Do you like winter racing, Blackie?

"Let me have another drink before I answer that."

Is winter racing a good idea, Blackie?

"Let me have another drink before I answer that."

As the Scotch bottle empties, Chobanian says, "Well, if our equipment didn't break, if there were no thaws, no rain, no heavy snow, and temperatures didn't ever drop quickly, I'd be happy." He'd also be in Florida, not Massachusetts. Thaw is his worst enemy, because if the undersurface starts melting, it makes for an uneven track with dangerous holes. And quick-dropping temperatures make the cushion dirt stick together in rock-hard clods that horse hooves launch like missiles.

Jockeys often wear four or five pairs of goggles to protect their eyes, plus foam rubber inside their silks to protect their knees and legs. At Waterford, Jockey J. J. Thompson says, "It says in the Bible they used to stone people to death. It's still happening here." To fight the cold, jocks often encase their feet in Saran Wrap, and their hands in surgical gloves. They cover their faces with Vaseline and masks. Keystone Rider Steve Pagano says that once when he was riding in the winter at Suffolk, he got hit in the mouth by a frozen clod "but I was so numb I didn't even know I was bleeding until I got back to the jockeys' room."

The other day, racing at Waterford was called off by the jocks because of poor track conditions. General Manager Howard S. Graham, who contends that "winter racing is a little more exciting because you never know what's going to happen," was furious. He tried and failed to intimidate the riders, which prompted one to look at him from afar an mumble, "I guess you can't be tall and have brains too."

Horses as well as jockeys take a beating in winter. Cracked heels are a constant threat and are harder for a horse to recover from in cold weather than in warm. Chemicals used in the track to fight changing weather raise havoc with a horse's eyes and hooves. Worse, the cheap winter horses often don't get the rest that they should.

In the first 20 days of winter racing at Bowie this year, 10 horses were destroyed after suffering injuries. In a corresponding period at a Maryland track in good weather, an average of three horses are put down. Trainer Jack Mobberly says, "The track is raceable. By that, I mean the horses can get around it, but it's not safe. I think there should be some serious question when so many horses break down." Bowie management says there's nothing wrong with the track.

The concept of winter racing is not new. On Dec. 2, 1933, Charles Town, W. Va. opened not because track President Al Boyle foresaw a winter bonanza, but because that was when his track was sufficiently finished to start taking bets.
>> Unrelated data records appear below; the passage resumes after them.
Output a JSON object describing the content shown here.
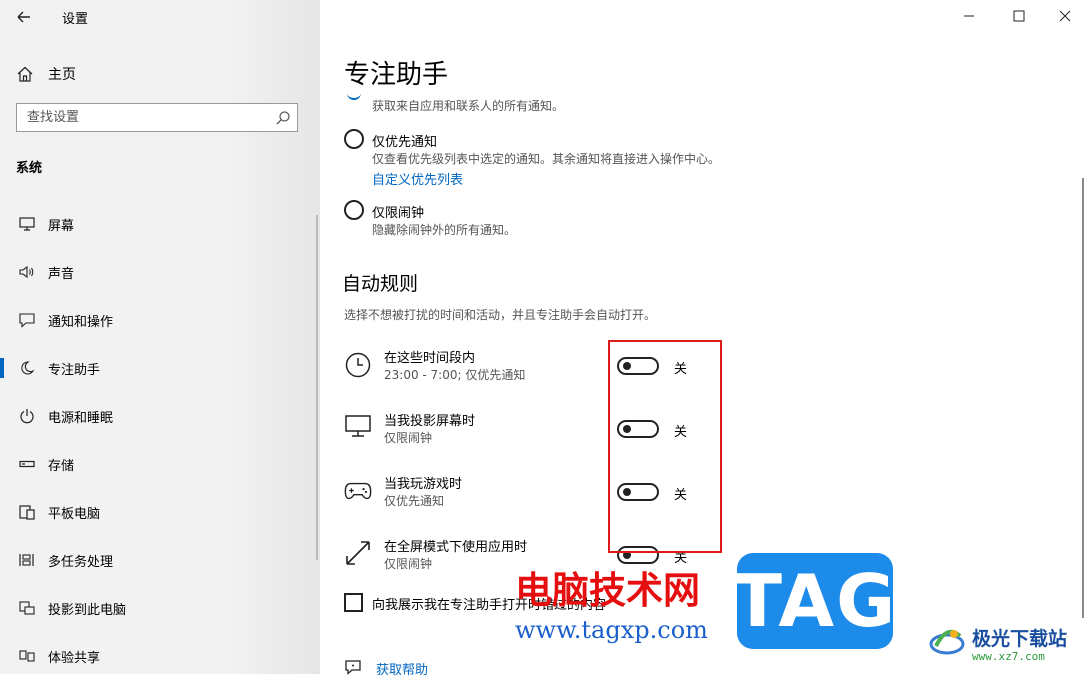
{
  "window": {
    "title": "设置"
  },
  "sidebar": {
    "home_label": "主页",
    "search_placeholder": "查找设置",
    "section_label": "系统",
    "items": [
      {
        "label": "屏幕",
        "icon": "monitor-icon"
      },
      {
        "label": "声音",
        "icon": "speaker-icon"
      },
      {
        "label": "通知和操作",
        "icon": "notification-icon"
      },
      {
        "label": "专注助手",
        "icon": "moon-icon",
        "active": true
      },
      {
        "label": "电源和睡眠",
        "icon": "power-icon"
      },
      {
        "label": "存储",
        "icon": "storage-icon"
      },
      {
        "label": "平板电脑",
        "icon": "tablet-icon"
      },
      {
        "label": "多任务处理",
        "icon": "multitask-icon"
      },
      {
        "label": "投影到此电脑",
        "icon": "project-icon"
      },
      {
        "label": "体验共享",
        "icon": "share-icon"
      }
    ]
  },
  "main": {
    "title": "专注助手",
    "clipped_desc": "获取来自应用和联系人的所有通知。",
    "options": [
      {
        "label": "仅优先通知",
        "desc": "仅查看优先级列表中选定的通知。其余通知将直接进入操作中心。",
        "link": "自定义优先列表"
      },
      {
        "label": "仅限闹钟",
        "desc": "隐藏除闹钟外的所有通知。"
      }
    ],
    "auto_rules": {
      "heading": "自动规则",
      "desc": "选择不想被打扰的时间和活动，并且专注助手会自动打开。",
      "rules": [
        {
          "title": "在这些时间段内",
          "sub": "23:00 - 7:00; 仅优先通知",
          "state": "关",
          "icon": "clock-icon"
        },
        {
          "title": "当我投影屏幕时",
          "sub": "仅限闹钟",
          "state": "关",
          "icon": "monitor-icon"
        },
        {
          "title": "当我玩游戏时",
          "sub": "仅优先通知",
          "state": "关",
          "icon": "gamepad-icon"
        },
        {
          "title": "在全屏模式下使用应用时",
          "sub": "仅限闹钟",
          "state": "关",
          "icon": "fullscreen-icon"
        }
      ]
    },
    "checkbox_label": "向我展示我在专注助手打开时错过的内容",
    "help_link": "获取帮助"
  },
  "watermark": {
    "red_text": "电脑技术网",
    "url": "www.tagxp.com",
    "tag": "TAG",
    "site_name": "极光下载站",
    "site_url": "www.xz7.com"
  }
}
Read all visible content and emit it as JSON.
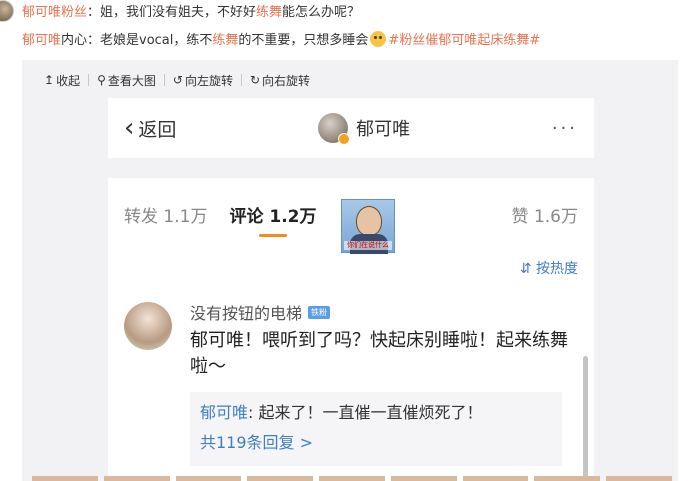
{
  "post": {
    "line1": {
      "author": "郁可唯粉丝",
      "text_a": "：姐，我们没有姐夫，不好好",
      "highlight": "练舞",
      "text_b": "能怎么办呢？"
    },
    "line2": {
      "author": "郁可唯",
      "text_a": "内心：老娘是vocal，练不",
      "highlight": "练舞",
      "text_b": "的不重要，只想多睡会",
      "tag": "#粉丝催郁可唯起床练舞#"
    }
  },
  "toolbar": {
    "collapse": "收起",
    "view_large": "查看大图",
    "rotate_left": "向左旋转",
    "rotate_right": "向右旋转"
  },
  "phone": {
    "back_label": "返回",
    "title": "郁可唯",
    "more": "···",
    "tabs": {
      "repost": "转发 1.1万",
      "comments": "评论 1.2万",
      "likes": "赞 1.6万"
    },
    "sticker_caption": "你们在说什么",
    "sort_label": "按热度",
    "comment": {
      "author": "没有按钮的电梯",
      "badge": "铁粉",
      "text": "郁可唯！喂听到了吗？快起床别睡啦！起来练舞啦～",
      "reply_author": "郁可唯",
      "reply_text": ": 起来了！一直催一直催烦死了！",
      "reply_more": "共119条回复 >"
    }
  },
  "colors": {
    "accent": "#eb7350",
    "link": "#3f7ec1",
    "tab_indicator": "#f28d1c"
  }
}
Then, in 1957, Bowie opened. And the heartiness of the Bowie breed became legend. On Feb. 16, 1958, heavy snow fell—and 13,554 showed up. Thousands were subsequently stranded. In 1961 a special race train derailed at Bowie, killing six and injuring 200. A bloody and tattered fan, the story goes, refused medical attention. "I came all the way from Philadelphia to bet on a horse in the fourth race," he said. "I'll take care of that first."

Winter racing takes a lot of understanding. Especially from the gamblers, who not only are saddled with figuring out a bunch of horses generally too cheap to have much form, but also with handicapping such factors as wind chill and whether the horse has even been able to work out. At Waterford's private club overlooking the track, maître d'Vince Ianodi whispered, "See that guy over there? He's worth $2 million from betting every horse I tell him to all winter. He used to be worth $4 million."



The horses have to be out in the cold, but for bettors it's another story—and a sad and familiar one.


Who says winter racing is for the birds? One plus is privacy, another is plenty of room.